Work to be completed:
Scan the records below for the word "partial" and give only the number of lines that hold it.
Top of Recorded information
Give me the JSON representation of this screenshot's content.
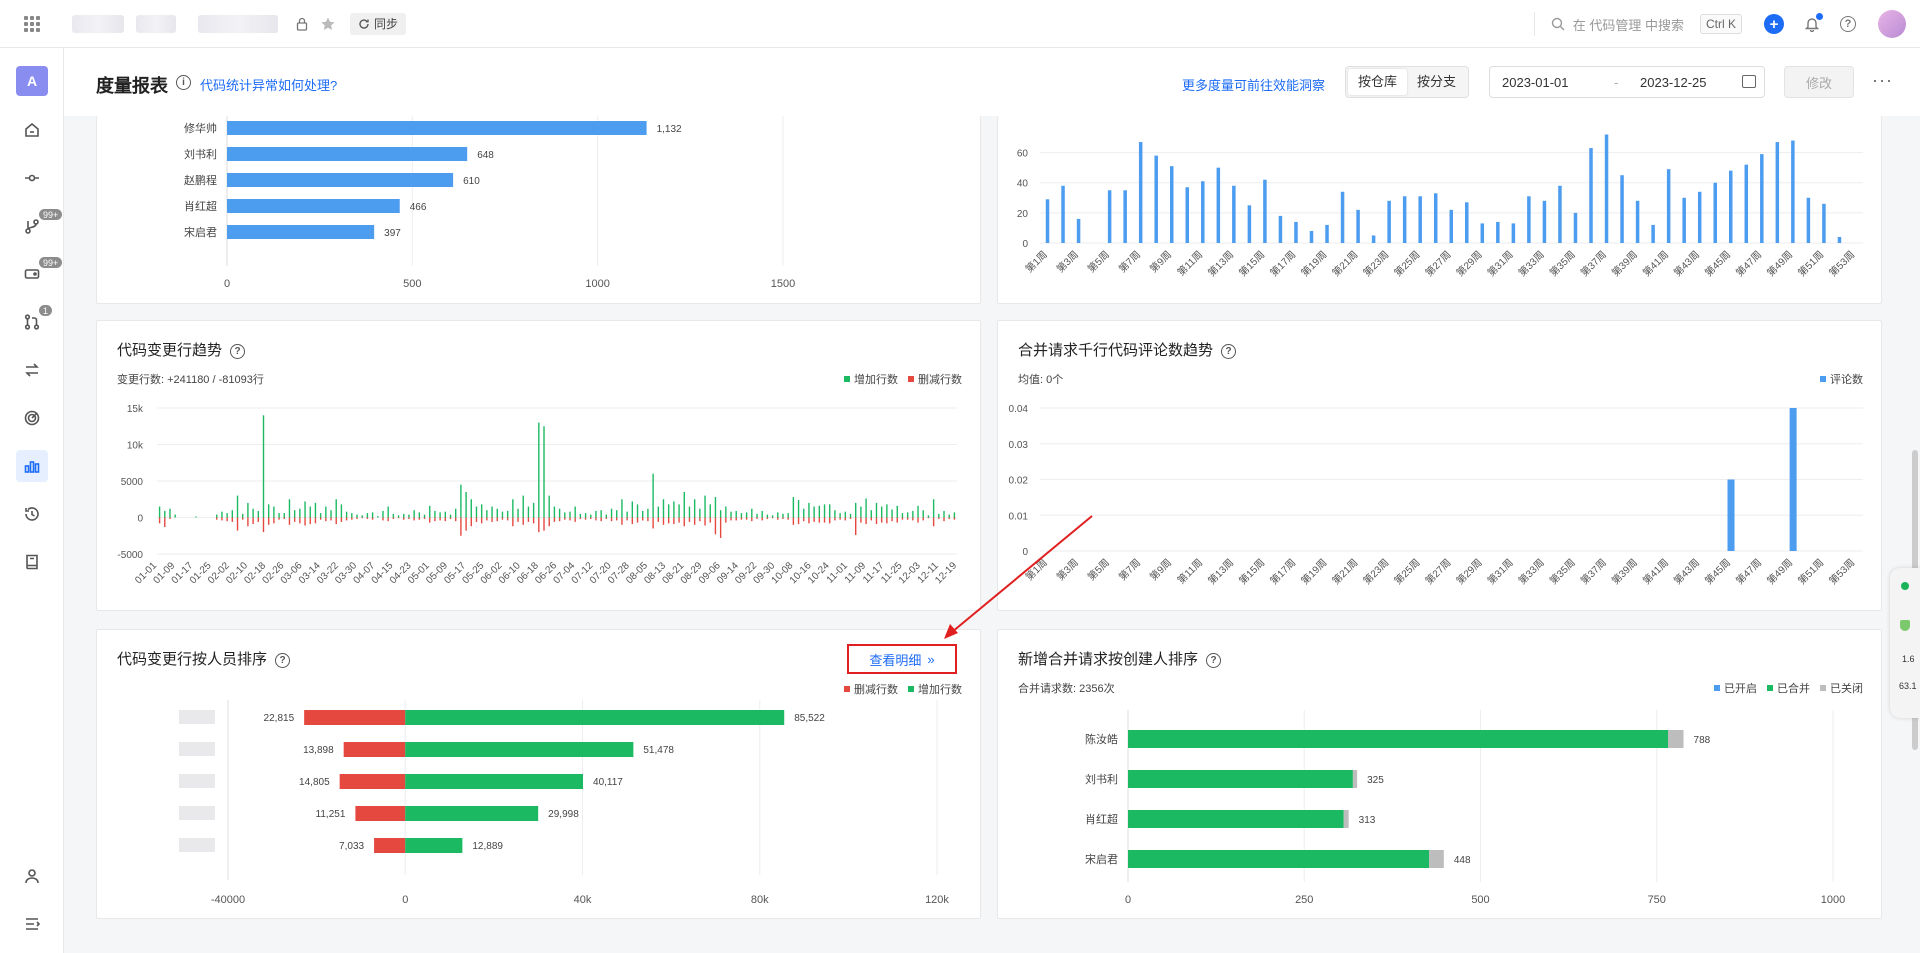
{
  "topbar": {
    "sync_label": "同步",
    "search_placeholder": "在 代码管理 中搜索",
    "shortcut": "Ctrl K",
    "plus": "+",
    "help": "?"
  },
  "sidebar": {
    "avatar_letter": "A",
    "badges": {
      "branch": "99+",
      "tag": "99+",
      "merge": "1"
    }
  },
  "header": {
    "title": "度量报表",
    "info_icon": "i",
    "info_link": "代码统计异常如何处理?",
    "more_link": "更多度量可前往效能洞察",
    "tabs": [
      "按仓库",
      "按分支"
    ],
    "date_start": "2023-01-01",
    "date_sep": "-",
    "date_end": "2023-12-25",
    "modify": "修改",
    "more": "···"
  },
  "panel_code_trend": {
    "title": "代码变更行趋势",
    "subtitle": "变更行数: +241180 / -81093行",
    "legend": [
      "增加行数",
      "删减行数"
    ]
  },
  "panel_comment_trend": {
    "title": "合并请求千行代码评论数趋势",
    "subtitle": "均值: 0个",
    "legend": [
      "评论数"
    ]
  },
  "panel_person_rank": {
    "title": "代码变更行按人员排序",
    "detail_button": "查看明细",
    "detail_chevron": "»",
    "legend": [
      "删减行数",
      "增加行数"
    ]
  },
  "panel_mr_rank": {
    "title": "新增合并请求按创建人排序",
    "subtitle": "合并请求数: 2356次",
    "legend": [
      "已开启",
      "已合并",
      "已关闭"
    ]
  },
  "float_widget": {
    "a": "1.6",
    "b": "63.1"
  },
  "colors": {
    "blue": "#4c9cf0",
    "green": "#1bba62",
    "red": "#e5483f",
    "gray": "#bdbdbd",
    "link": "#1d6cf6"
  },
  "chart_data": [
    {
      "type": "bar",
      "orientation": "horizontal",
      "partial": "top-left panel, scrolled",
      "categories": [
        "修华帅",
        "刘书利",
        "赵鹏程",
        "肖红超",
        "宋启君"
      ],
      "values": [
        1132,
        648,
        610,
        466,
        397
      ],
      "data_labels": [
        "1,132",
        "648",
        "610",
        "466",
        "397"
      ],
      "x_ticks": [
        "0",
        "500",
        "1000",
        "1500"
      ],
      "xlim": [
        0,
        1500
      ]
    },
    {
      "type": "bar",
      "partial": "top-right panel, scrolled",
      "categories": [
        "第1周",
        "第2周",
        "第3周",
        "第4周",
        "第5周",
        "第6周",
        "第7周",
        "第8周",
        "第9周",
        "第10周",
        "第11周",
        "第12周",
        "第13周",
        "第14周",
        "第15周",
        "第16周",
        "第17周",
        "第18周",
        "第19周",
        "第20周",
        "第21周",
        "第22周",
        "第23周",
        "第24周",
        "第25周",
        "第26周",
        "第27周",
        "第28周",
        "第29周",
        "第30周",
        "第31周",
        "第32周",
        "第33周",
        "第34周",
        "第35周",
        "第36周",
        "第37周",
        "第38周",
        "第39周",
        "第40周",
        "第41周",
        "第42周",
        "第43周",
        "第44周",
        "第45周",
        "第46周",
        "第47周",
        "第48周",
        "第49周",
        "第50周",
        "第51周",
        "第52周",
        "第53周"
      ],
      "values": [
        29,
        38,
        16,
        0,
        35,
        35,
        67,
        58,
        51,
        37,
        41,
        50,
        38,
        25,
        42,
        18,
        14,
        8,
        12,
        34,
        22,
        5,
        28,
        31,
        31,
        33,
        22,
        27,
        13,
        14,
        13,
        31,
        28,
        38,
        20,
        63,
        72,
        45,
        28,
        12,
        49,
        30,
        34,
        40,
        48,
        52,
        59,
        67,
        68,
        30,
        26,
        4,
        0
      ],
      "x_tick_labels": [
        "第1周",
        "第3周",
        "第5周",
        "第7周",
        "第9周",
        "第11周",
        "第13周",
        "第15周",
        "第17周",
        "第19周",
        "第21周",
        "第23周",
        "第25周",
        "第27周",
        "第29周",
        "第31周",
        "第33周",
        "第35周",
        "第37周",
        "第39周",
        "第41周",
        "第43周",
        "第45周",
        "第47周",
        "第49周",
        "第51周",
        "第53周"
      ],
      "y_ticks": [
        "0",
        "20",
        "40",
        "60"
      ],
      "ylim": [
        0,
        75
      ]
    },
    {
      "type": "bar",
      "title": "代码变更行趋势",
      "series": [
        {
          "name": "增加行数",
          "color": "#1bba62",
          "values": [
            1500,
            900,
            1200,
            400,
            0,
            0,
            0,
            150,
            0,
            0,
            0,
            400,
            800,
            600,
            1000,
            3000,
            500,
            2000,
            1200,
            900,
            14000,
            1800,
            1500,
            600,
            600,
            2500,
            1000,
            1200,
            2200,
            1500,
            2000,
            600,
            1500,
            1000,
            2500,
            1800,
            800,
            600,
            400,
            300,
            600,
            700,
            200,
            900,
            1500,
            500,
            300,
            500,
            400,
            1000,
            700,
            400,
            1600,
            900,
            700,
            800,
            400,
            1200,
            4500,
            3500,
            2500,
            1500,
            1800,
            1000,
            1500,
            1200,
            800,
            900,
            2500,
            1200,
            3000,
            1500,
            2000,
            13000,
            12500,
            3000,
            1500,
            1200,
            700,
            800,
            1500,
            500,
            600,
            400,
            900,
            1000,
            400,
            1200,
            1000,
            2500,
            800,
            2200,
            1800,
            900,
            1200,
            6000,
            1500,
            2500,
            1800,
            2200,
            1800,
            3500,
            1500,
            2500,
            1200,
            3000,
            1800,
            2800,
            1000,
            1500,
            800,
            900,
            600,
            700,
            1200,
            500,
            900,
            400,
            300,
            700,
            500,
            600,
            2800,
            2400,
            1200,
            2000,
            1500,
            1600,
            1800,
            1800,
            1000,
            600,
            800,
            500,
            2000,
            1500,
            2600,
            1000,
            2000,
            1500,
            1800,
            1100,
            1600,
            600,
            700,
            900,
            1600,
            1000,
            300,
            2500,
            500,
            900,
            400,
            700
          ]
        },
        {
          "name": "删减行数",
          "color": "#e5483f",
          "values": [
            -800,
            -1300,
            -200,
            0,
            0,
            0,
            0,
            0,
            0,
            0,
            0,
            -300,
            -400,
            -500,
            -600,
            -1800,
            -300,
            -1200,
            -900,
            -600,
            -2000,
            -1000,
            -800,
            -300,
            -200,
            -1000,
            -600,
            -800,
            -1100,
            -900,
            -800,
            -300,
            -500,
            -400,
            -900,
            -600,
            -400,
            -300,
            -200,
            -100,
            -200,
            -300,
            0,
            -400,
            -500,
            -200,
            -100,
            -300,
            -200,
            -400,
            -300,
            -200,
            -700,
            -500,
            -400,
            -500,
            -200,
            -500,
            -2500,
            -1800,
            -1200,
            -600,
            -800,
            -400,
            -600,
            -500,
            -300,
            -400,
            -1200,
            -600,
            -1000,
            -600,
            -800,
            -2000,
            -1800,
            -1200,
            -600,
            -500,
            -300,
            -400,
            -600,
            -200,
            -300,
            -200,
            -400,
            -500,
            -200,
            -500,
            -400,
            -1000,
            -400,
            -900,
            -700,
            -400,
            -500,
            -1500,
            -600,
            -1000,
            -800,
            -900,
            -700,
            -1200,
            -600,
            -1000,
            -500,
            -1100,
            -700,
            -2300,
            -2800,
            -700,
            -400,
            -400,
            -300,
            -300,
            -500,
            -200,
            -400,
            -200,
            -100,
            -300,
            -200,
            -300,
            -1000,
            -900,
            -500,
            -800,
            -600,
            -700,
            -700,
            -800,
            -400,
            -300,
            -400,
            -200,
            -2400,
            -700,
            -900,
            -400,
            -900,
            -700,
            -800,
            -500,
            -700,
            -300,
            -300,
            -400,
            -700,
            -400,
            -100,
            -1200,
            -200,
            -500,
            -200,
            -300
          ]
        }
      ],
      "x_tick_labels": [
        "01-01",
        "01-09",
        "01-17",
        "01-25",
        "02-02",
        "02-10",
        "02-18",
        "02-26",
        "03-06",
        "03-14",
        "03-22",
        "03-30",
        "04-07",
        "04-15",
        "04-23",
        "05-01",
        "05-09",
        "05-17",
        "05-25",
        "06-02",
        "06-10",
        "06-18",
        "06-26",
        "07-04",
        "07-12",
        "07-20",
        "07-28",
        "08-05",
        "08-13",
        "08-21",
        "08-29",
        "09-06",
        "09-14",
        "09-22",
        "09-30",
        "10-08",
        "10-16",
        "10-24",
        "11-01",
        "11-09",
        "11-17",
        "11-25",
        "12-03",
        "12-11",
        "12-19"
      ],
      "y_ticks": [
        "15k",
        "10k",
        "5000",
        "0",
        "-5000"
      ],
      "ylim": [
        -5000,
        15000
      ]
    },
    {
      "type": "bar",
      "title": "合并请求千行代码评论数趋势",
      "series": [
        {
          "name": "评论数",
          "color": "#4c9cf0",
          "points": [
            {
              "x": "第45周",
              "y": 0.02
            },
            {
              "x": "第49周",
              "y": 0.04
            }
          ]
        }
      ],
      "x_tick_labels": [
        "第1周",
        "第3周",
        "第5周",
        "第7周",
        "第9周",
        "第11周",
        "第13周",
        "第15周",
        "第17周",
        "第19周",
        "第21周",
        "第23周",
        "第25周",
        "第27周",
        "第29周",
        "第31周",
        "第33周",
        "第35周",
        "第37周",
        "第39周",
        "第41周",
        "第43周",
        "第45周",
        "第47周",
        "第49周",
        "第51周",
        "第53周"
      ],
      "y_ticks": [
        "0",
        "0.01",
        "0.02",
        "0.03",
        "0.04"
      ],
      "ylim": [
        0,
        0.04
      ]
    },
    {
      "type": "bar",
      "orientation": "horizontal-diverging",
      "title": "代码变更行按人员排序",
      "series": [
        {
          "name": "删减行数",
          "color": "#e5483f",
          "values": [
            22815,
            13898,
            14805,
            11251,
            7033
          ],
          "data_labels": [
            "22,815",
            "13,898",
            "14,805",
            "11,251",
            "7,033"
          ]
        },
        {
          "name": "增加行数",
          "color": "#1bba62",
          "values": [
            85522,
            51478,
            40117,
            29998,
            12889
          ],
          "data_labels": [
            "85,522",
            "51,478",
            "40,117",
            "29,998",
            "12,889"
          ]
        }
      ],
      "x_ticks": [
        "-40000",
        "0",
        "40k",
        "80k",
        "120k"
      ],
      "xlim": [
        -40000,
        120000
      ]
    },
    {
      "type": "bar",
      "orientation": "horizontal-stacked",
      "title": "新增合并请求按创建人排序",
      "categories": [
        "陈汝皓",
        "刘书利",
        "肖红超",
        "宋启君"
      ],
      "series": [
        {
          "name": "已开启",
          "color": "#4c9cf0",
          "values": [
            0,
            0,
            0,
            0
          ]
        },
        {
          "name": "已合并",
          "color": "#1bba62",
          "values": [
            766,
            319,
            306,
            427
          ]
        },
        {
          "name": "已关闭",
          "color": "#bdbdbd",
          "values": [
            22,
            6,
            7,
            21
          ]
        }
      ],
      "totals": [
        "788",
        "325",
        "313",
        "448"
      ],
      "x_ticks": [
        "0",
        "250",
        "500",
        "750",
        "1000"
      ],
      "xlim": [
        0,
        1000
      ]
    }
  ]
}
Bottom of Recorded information
Written answer:
2